In what has been called the hottest summer on record, stories of two babies—both left strapped inside vehicles by forgetful parents—brings shock, sadness and outrage that not one but two parents could be so careless during a heat wave. Advocates for child safety report that this very thing happens much more often than we realize—and it happens to parents from all walks of life.
There have been 550 cases across America since 1998 in which a child died from hyperthermia or heat stroke after being forgotten in a closed vehicle. There were 51 children in 2010 and 33 in 2011, ranging in ages from five days to 14 years old, who suffered such a fate. Over half of the children who died from the exposure were under the age of two. Over half of the 550 cases were from parents who didn’t realize they had left their child in the car while 17% left the child in the car knowingly. Almost a third of the cases occurred when a child managed to get into a car on their own then could not get out. The question on every parent’s mind is how any loving parent could forget their child.
Joshua Stryzinski, an 18-year old father of a four-month old daughter had stopped by a friend’s house with his baby, changing her into cooler sleeveless clothing while there. The friend strapped the baby girl into her car seat in the back of Joshua’s 2002 Saturn and Joshua headed over to his parent’s house in Greenfield. When Joshua arrived at his family’s home there was lots of activity going on; his brother was painting the house while other family members were making preparations for an upcoming vacation. Joshua talked to his father for a bit, then a couple of hours into the visit remembered he needed to pick up the baby’s mother from her shift at the local Arby’s.
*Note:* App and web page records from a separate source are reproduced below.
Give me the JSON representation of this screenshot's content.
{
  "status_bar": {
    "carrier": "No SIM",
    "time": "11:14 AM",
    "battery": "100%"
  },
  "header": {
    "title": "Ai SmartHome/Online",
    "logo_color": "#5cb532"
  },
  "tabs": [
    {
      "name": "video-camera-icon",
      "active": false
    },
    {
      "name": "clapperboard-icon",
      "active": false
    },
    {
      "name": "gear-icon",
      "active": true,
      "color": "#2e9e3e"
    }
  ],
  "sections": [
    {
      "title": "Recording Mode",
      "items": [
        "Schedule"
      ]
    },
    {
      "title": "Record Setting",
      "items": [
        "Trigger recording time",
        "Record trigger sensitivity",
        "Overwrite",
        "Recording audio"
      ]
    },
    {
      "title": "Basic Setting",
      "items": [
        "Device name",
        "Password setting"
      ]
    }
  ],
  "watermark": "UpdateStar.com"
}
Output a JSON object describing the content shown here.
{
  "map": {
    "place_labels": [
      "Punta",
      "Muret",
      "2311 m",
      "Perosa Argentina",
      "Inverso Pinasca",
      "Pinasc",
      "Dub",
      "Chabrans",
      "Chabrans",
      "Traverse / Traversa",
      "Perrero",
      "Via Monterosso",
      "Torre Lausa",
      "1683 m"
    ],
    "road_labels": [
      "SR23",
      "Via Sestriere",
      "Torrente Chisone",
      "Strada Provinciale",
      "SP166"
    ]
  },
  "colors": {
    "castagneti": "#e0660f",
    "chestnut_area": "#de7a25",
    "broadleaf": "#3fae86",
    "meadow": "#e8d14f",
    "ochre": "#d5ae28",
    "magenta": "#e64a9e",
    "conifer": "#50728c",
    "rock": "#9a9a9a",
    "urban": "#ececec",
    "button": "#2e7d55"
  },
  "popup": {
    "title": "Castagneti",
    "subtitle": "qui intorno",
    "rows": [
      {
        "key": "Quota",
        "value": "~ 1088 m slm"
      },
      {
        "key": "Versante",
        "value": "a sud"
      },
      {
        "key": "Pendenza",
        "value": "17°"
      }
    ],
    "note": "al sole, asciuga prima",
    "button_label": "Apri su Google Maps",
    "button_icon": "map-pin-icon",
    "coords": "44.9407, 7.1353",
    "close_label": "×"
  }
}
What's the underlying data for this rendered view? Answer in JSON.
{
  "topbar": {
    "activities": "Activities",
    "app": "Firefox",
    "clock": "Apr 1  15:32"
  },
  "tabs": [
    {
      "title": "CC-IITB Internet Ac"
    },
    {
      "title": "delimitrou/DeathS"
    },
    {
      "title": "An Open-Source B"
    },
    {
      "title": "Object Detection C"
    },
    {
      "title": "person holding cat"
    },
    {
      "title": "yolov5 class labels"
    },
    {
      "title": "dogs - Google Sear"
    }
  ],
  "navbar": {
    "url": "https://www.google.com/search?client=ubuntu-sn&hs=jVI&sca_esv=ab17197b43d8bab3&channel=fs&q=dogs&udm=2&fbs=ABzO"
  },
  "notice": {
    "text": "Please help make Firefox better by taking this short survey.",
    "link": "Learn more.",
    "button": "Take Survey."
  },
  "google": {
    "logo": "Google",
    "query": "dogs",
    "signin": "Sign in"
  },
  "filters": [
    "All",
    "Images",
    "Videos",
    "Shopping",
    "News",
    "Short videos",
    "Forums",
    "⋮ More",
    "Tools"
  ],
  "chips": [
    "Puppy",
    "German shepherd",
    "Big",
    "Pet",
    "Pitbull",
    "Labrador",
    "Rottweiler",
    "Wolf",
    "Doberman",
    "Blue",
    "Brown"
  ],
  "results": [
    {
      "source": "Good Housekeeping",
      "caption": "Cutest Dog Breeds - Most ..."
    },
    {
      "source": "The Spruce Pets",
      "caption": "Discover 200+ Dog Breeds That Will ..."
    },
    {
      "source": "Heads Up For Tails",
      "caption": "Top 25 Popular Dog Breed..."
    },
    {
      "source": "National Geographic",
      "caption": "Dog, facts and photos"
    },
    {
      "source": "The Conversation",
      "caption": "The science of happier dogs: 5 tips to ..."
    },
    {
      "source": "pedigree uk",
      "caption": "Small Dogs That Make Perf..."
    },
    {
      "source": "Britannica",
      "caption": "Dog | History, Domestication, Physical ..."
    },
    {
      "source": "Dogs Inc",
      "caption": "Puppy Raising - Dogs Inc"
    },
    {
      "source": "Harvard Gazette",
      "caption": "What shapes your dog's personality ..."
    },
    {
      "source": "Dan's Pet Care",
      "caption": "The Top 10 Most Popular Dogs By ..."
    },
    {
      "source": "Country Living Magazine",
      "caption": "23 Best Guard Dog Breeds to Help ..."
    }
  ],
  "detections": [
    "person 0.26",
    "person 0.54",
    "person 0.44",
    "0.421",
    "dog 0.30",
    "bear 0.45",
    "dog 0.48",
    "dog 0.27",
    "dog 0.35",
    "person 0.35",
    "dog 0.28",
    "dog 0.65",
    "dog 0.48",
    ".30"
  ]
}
When Joshua saw the lifeless body of his tiny baby daughter in the back seat he screamed in horror, grabbing the car seat with the baby in it and rushing her inside the family home. Joshua’s father administered CPR as the baby was rushed to an emergency room only a couple of blocks away where on-call physicians pronounced her dead. The baby had severe burns across her uncovered arms and legs. Stryzinski was charged with neglect which led to death and has since entered a plea of not guilty and posted a $50,000 cash bond. Stryzinski told police that although he had watched his friend buckle the baby into the car seat when he arrived at his parent’s home he had forgotten, thinking the friend was still looking after the baby. “The normal routine,” Stryzinski said, “is that someone is always watching my kid.”
The other case involved a 30-year old mother, Meg Trueblood, who left her toddler in the car in the parking lot while she shopped at a clothing store. The child suffered a seizure, but survived the incident and Trueblood, like Stryzinski, has been charged with neglect of a dependent. There are no statements of what Trueblood’s reasoning was for leaving the baby in the back of her 2004 Ford Explorer. This story could also have ended tragically except a store customer noticed the child and returned to tell the store manager. They both returned to the Explorer noticing the windows were up and the doors were locked whereupon they called 911. Police showed up approximately five and a half minutes later and after going inside the store to ask who owned the Explorer—with no response—he returned to the parking lot and smashed the window in to remove the child. As medics arrived the toddler began convulsing. During the time the officer was administering aid to the baby, Trueblood showed up, identifying herself as the child’s mother. Investigators measured the inside temperature of the Ford Explorer and found it to be a scorching 120 degrees. Trueblood has since been released on bond.
New parents are perhaps the most vulnerable to having such a tragedy occur; they are sleep-deprived and engaging in new routines to which they are not accustomed. In truth, however, it can happen to anyone. Experts advise parents to put something they need—like a cell phone—in the back with the baby which will make the parent look in the back seat and also to get in the habit of “look before you lock.”
If your loved one dies because of negligence, our experienced Georgia personal injury attorneys may be able to answer your questions and advise you regarding your legal rights and remedies. Call now for your FREE CONSULTATION with Montlick and Associates. Our attorneys are available to help you and may even visit you if needed. You can call us anytime 24/7 at 1-800-LAW-NEED (1-800-529-6333) for a FREE CONSULTATION. Alternatively, you can visit our website at www.montlick.com to make use of our FREE CASE EVALUATION FORM or 24-hour live online chat service.